I am very unproductive. Hours simply drift by. My life has a routine, and it has become a monumental task to break it--assuming I want to. I do. I do. I swear I do. But, you know, you become so comfortable doing next to nothing. I can do anything I want, so is what I do what I want to do? That is the question facing me now. Why would I continue the same patterns I've had for more than a year if I didn't actually want to? My life is serene. There are books and music and films and documentaries. There is art. My life is quiet, but not without stimulation. There is just very minimal human interaction. I've always been somewhat irritated by other people, but I find that has become exacerbated. I should be going to lunches with friends at least, and I have made some standing but unsecured plans. I have been reluctant to secure them. My life has become virtually commitment-free. My only commitments have been to the moon and the sun and the rain.
That last line just came out. Fun, but it means nothing.
What I believe happened was that I was traumatized by living all those weeks with Mr. Fixit. Months. He showed up early, and the day was one of toil and expense. I held up, but somewhere deep in my unconscious, I think I was traumatized. Then the plumbing. Still, everything I initially hired Mr. Fixit for needs to be done. The deck is falling through. The house still needs some painting. The bedroom still needs new carpet.
I have become lazy and do not want to work on anything, however. Remember the awful death smell? It remained much longer than I let on. I thought something had died under the house. Then I saw the pregnant possum. I needed to close up the open vents that went under the house. Well. . . that finally happened yesterday. I felt like a hero. I went to the hardware store and bought some wire, came home, measured, cut it, and put it up. All in all, it took less than half an hour. I felt as if I had worked all day.
Oh. . . that was after my ceviche, gazpacho, and sangria lunch. Outdoors. Alone.
I only invited people to come once I was eating. Just to torment them. It was too much commitment to invite them before. There is something wrong with me, I think. I am living like an outdoor shut-in.
I thought I might wake up and drive to the coast today, but that would have meant changing what I normally do mornings. It is a beautiful day, but who needs the beach, right? It is such a hassle. I've seen it so many times before.

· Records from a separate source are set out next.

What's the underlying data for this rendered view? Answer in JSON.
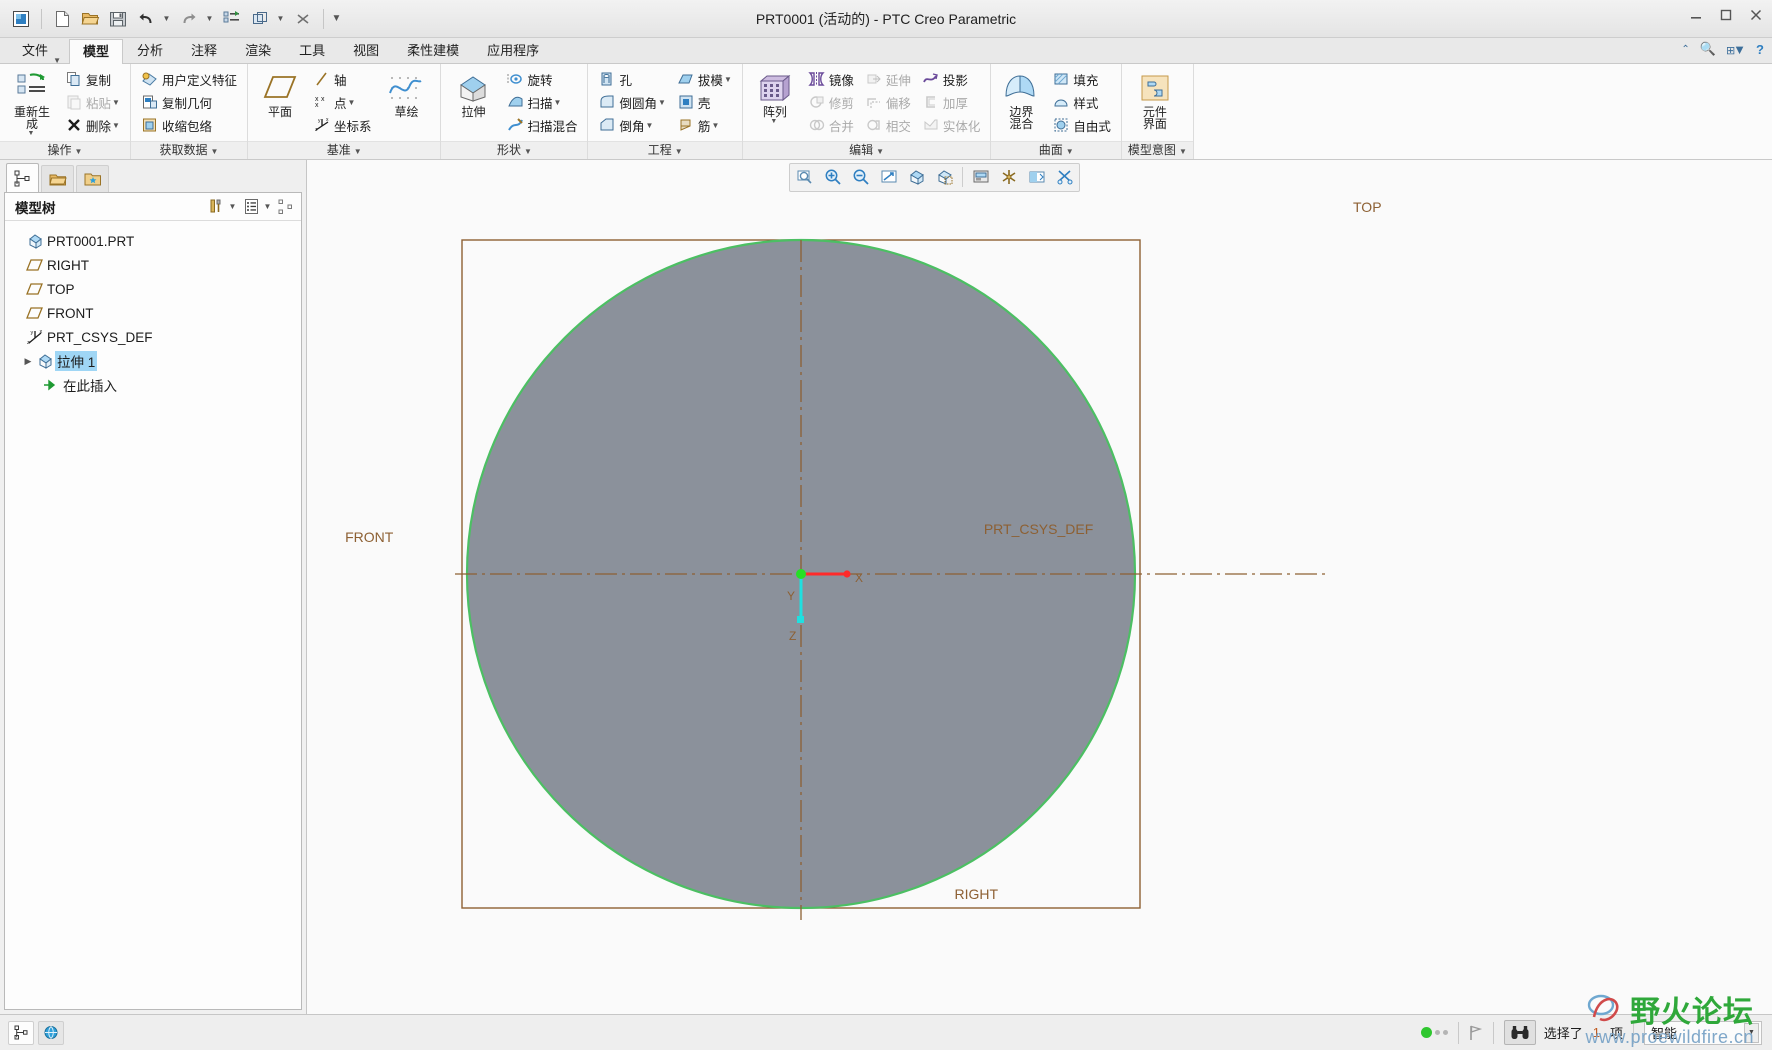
{
  "window": {
    "title": "PRT0001 (活动的) - PTC Creo Parametric",
    "minimize": "—",
    "maximize": "▢",
    "close": "✕"
  },
  "quick_access": {
    "items": [
      {
        "name": "app-icon",
        "glyph": "▣"
      },
      {
        "name": "new-file-icon",
        "glyph": "📄"
      },
      {
        "name": "open-file-icon",
        "glyph": "📂"
      },
      {
        "name": "save-icon",
        "glyph": "💾"
      },
      {
        "name": "undo-icon",
        "glyph": "↺"
      },
      {
        "name": "redo-icon",
        "glyph": "↻"
      },
      {
        "name": "regenerate-icon",
        "glyph": "≣"
      },
      {
        "name": "window-icon",
        "glyph": "❐"
      },
      {
        "name": "close-window-icon",
        "glyph": "✕"
      },
      {
        "name": "customize-icon",
        "glyph": "▾"
      }
    ]
  },
  "tabs": [
    {
      "label": "文件",
      "active": false,
      "has_caret": true
    },
    {
      "label": "模型",
      "active": true,
      "has_caret": false
    },
    {
      "label": "分析",
      "active": false,
      "has_caret": false
    },
    {
      "label": "注释",
      "active": false,
      "has_caret": false
    },
    {
      "label": "渲染",
      "active": false,
      "has_caret": false
    },
    {
      "label": "工具",
      "active": false,
      "has_caret": false
    },
    {
      "label": "视图",
      "active": false,
      "has_caret": false
    },
    {
      "label": "柔性建模",
      "active": false,
      "has_caret": false
    },
    {
      "label": "应用程序",
      "active": false,
      "has_caret": false
    }
  ],
  "tab_right_icons": [
    {
      "name": "minimize-ribbon-icon",
      "glyph": "⌃"
    },
    {
      "name": "search-icon",
      "glyph": "🔍"
    },
    {
      "name": "options-icon",
      "glyph": "⌨"
    },
    {
      "name": "help-icon",
      "glyph": "?"
    }
  ],
  "ribbon": {
    "groups": [
      {
        "label": "操作",
        "big": [
          {
            "label_line1": "重新生成",
            "label_line2": "",
            "icon": "regenerate-icon",
            "caret": true
          }
        ],
        "small": [
          {
            "label": "复制",
            "icon": "copy-icon",
            "caret": false,
            "disabled": false
          },
          {
            "label": "粘贴",
            "icon": "paste-icon",
            "caret": true,
            "disabled": true
          },
          {
            "label": "删除",
            "icon": "delete-icon",
            "caret": true,
            "disabled": false
          }
        ]
      },
      {
        "label": "获取数据",
        "big": [],
        "small": [
          {
            "label": "用户定义特征",
            "icon": "udf-icon",
            "caret": false,
            "disabled": false
          },
          {
            "label": "复制几何",
            "icon": "copy-geometry-icon",
            "caret": false,
            "disabled": false
          },
          {
            "label": "收缩包络",
            "icon": "shrinkwrap-icon",
            "caret": false,
            "disabled": false
          }
        ]
      },
      {
        "label": "基准",
        "big": [
          {
            "label_line1": "平面",
            "label_line2": "",
            "icon": "datum-plane-icon",
            "caret": false
          }
        ],
        "small": [
          {
            "label": "轴",
            "icon": "datum-axis-icon",
            "caret": false,
            "disabled": false
          },
          {
            "label": "点",
            "icon": "datum-point-icon",
            "caret": true,
            "disabled": false
          },
          {
            "label": "坐标系",
            "icon": "coordinate-system-icon",
            "caret": false,
            "disabled": false
          }
        ],
        "big2": [
          {
            "label_line1": "草绘",
            "label_line2": "",
            "icon": "sketch-icon",
            "caret": false
          }
        ]
      },
      {
        "label": "形状",
        "big": [
          {
            "label_line1": "拉伸",
            "label_line2": "",
            "icon": "extrude-icon",
            "caret": false
          }
        ],
        "small": [
          {
            "label": "旋转",
            "icon": "revolve-icon",
            "caret": false,
            "disabled": false
          },
          {
            "label": "扫描",
            "icon": "sweep-icon",
            "caret": true,
            "disabled": false
          },
          {
            "label": "扫描混合",
            "icon": "swept-blend-icon",
            "caret": false,
            "disabled": false
          }
        ]
      },
      {
        "label": "工程",
        "big": [],
        "small": [
          {
            "label": "孔",
            "icon": "hole-icon",
            "caret": false,
            "disabled": false
          },
          {
            "label": "倒圆角",
            "icon": "round-icon",
            "caret": true,
            "disabled": false
          },
          {
            "label": "倒角",
            "icon": "chamfer-icon",
            "caret": true,
            "disabled": false
          }
        ],
        "small2": [
          {
            "label": "拔模",
            "icon": "draft-icon",
            "caret": true,
            "disabled": false
          },
          {
            "label": "壳",
            "icon": "shell-icon",
            "caret": false,
            "disabled": false
          },
          {
            "label": "筋",
            "icon": "rib-icon",
            "caret": true,
            "disabled": false
          }
        ]
      },
      {
        "label": "编辑",
        "big": [
          {
            "label_line1": "阵列",
            "label_line2": "",
            "icon": "pattern-icon",
            "caret": true
          }
        ],
        "small": [
          {
            "label": "镜像",
            "icon": "mirror-icon",
            "caret": false,
            "disabled": false
          },
          {
            "label": "修剪",
            "icon": "trim-icon",
            "caret": false,
            "disabled": true
          },
          {
            "label": "合并",
            "icon": "merge-icon",
            "caret": false,
            "disabled": true
          }
        ],
        "small2": [
          {
            "label": "延伸",
            "icon": "extend-icon",
            "caret": false,
            "disabled": true
          },
          {
            "label": "偏移",
            "icon": "offset-icon",
            "caret": false,
            "disabled": true
          },
          {
            "label": "相交",
            "icon": "intersect-icon",
            "caret": false,
            "disabled": true
          }
        ],
        "small3": [
          {
            "label": "投影",
            "icon": "project-icon",
            "caret": false,
            "disabled": false
          },
          {
            "label": "加厚",
            "icon": "thicken-icon",
            "caret": false,
            "disabled": true
          },
          {
            "label": "实体化",
            "icon": "solidify-icon",
            "caret": false,
            "disabled": true
          }
        ]
      },
      {
        "label": "曲面",
        "big": [
          {
            "label_line1": "边界",
            "label_line2": "混合",
            "icon": "boundary-blend-icon",
            "caret": false
          }
        ],
        "small": [
          {
            "label": "填充",
            "icon": "fill-icon",
            "caret": false,
            "disabled": false
          },
          {
            "label": "样式",
            "icon": "style-icon",
            "caret": false,
            "disabled": false
          },
          {
            "label": "自由式",
            "icon": "freestyle-icon",
            "caret": false,
            "disabled": false
          }
        ]
      },
      {
        "label": "模型意图",
        "big": [
          {
            "label_line1": "元件",
            "label_line2": "界面",
            "icon": "component-interface-icon",
            "caret": false
          }
        ],
        "small": []
      }
    ]
  },
  "sidebar": {
    "nav_tabs": [
      {
        "name": "model-tree-tab",
        "glyph": "⊹",
        "active": true
      },
      {
        "name": "folder-browser-tab",
        "glyph": "🗀",
        "active": false
      },
      {
        "name": "favorites-tab",
        "glyph": "★",
        "active": false
      }
    ],
    "tree_header": {
      "title": "模型树",
      "settings_icon": "tools-icon",
      "display_icon": "display-settings-icon",
      "extra_icon": "tree-columns-icon"
    },
    "tree_items": [
      {
        "label": "PRT0001.PRT",
        "icon": "part-icon",
        "indent": 0,
        "expander": "",
        "selected": false
      },
      {
        "label": "RIGHT",
        "icon": "datum-plane-icon",
        "indent": 1,
        "expander": "",
        "selected": false
      },
      {
        "label": "TOP",
        "icon": "datum-plane-icon",
        "indent": 1,
        "expander": "",
        "selected": false
      },
      {
        "label": "FRONT",
        "icon": "datum-plane-icon",
        "indent": 1,
        "expander": "",
        "selected": false
      },
      {
        "label": "PRT_CSYS_DEF",
        "icon": "coordinate-system-icon",
        "indent": 1,
        "expander": "",
        "selected": false
      },
      {
        "label": "拉伸 1",
        "icon": "extrude-feature-icon",
        "indent": 1,
        "expander": "▶",
        "selected": true
      },
      {
        "label": "在此插入",
        "icon": "insert-here-icon",
        "indent": 1,
        "expander": "",
        "selected": false
      }
    ],
    "foot_buttons": [
      {
        "name": "model-tree-toggle",
        "glyph": "⊹",
        "active": true
      },
      {
        "name": "layer-tree-toggle",
        "glyph": "◉",
        "active": false
      }
    ]
  },
  "graphics_toolbar": [
    {
      "name": "refit-icon",
      "glyph": "⌕"
    },
    {
      "name": "zoom-in-icon",
      "glyph": "⊕"
    },
    {
      "name": "zoom-out-icon",
      "glyph": "⊖"
    },
    {
      "name": "repaint-icon",
      "glyph": "⬀"
    },
    {
      "name": "datum-display-icon",
      "glyph": "◰"
    },
    {
      "name": "datum-plane-display-icon",
      "glyph": "◱"
    },
    {
      "name": "saved-views-icon",
      "glyph": "▤"
    },
    {
      "name": "view-manager-icon",
      "glyph": "✳"
    },
    {
      "name": "display-style-icon",
      "glyph": "◧"
    },
    {
      "name": "appearance-gallery-icon",
      "glyph": "✂"
    }
  ],
  "viewport": {
    "labels": [
      {
        "text": "TOP",
        "name": "datum-label-top"
      },
      {
        "text": "FRONT",
        "name": "datum-label-front"
      },
      {
        "text": "RIGHT",
        "name": "datum-label-right"
      },
      {
        "text": "PRT_CSYS_DEF",
        "name": "csys-label"
      }
    ],
    "colors": {
      "solid_fill": "#8b919b",
      "solid_edge": "#4cbf63",
      "datum_line": "#8d6033",
      "x_axis": "#ff2a2a",
      "z_axis": "#1fe0e0",
      "origin": "#25e025",
      "background": "#fafafa"
    },
    "axis_labels": {
      "x": "X",
      "y": "Y",
      "z": "Z"
    }
  },
  "statusbar": {
    "left_buttons": [
      {
        "name": "model-tree-panel-toggle",
        "glyph": "⊹",
        "active": true
      },
      {
        "name": "browser-panel-toggle",
        "glyph": "◉",
        "active": false
      }
    ],
    "flag_icon": "flag-icon",
    "search_icon": "binoculars-icon",
    "selection_text_prefix": "选择了",
    "selection_count": "1",
    "selection_text_suffix": "项",
    "filter_label": "智能",
    "filter_caret": "▾"
  },
  "watermark": {
    "line1": "野火论坛",
    "line2": "www.proewildfire.cn"
  }
}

I've even made up excuses not to meet up with people. "Oh. . . I can't today. We'll get together soon, though."
I often wonder if I can still carry on a conversation. Yesterday, however, a foreman from the factory called me to ask me questions about what he should do when getting into the mandatory retirement program. "Ha!" I said, "it is not often people want MY advice about financial things."
For the next ten minutes, I was my normal, cleverly charming self. I can still talk. I just don't know how many continuous minutes I have in me. Face to face. Trapped. The performance. The requisite time.
I've spent the past few days going through the photo vaults that are an unmitigated mess. It will take months to organize them. But there are many, many secrets there, things I had forgotten, things that might never see the light of day. I want to tell and show them all, but the revelation might be too much. I am both proud and terrified at once. There is proof of a grand life there, but there is also enough to make people resent me for it. All that bragging and caterwauling could just be true.
And so, at least for now, the vaults remain hermetically sealed to prying eyes. Perhaps I need not prove I once was quite capable of leaving the house.
I will, though. I will. I can't promise, but it seems I must eventually. The time will come organically and not be forced. Miami was forced and a terrible disaster. I must be impelled rather than compelled. Something irresistible will catch my imagination and I will go. Until that time. . . I will meditate and prepare.
But I warn you, it will not be the same place it was before. The past was bad, they say. It was terrible. You won't recognize the future.
And who knows? Maybe we'll finally get those flying cars.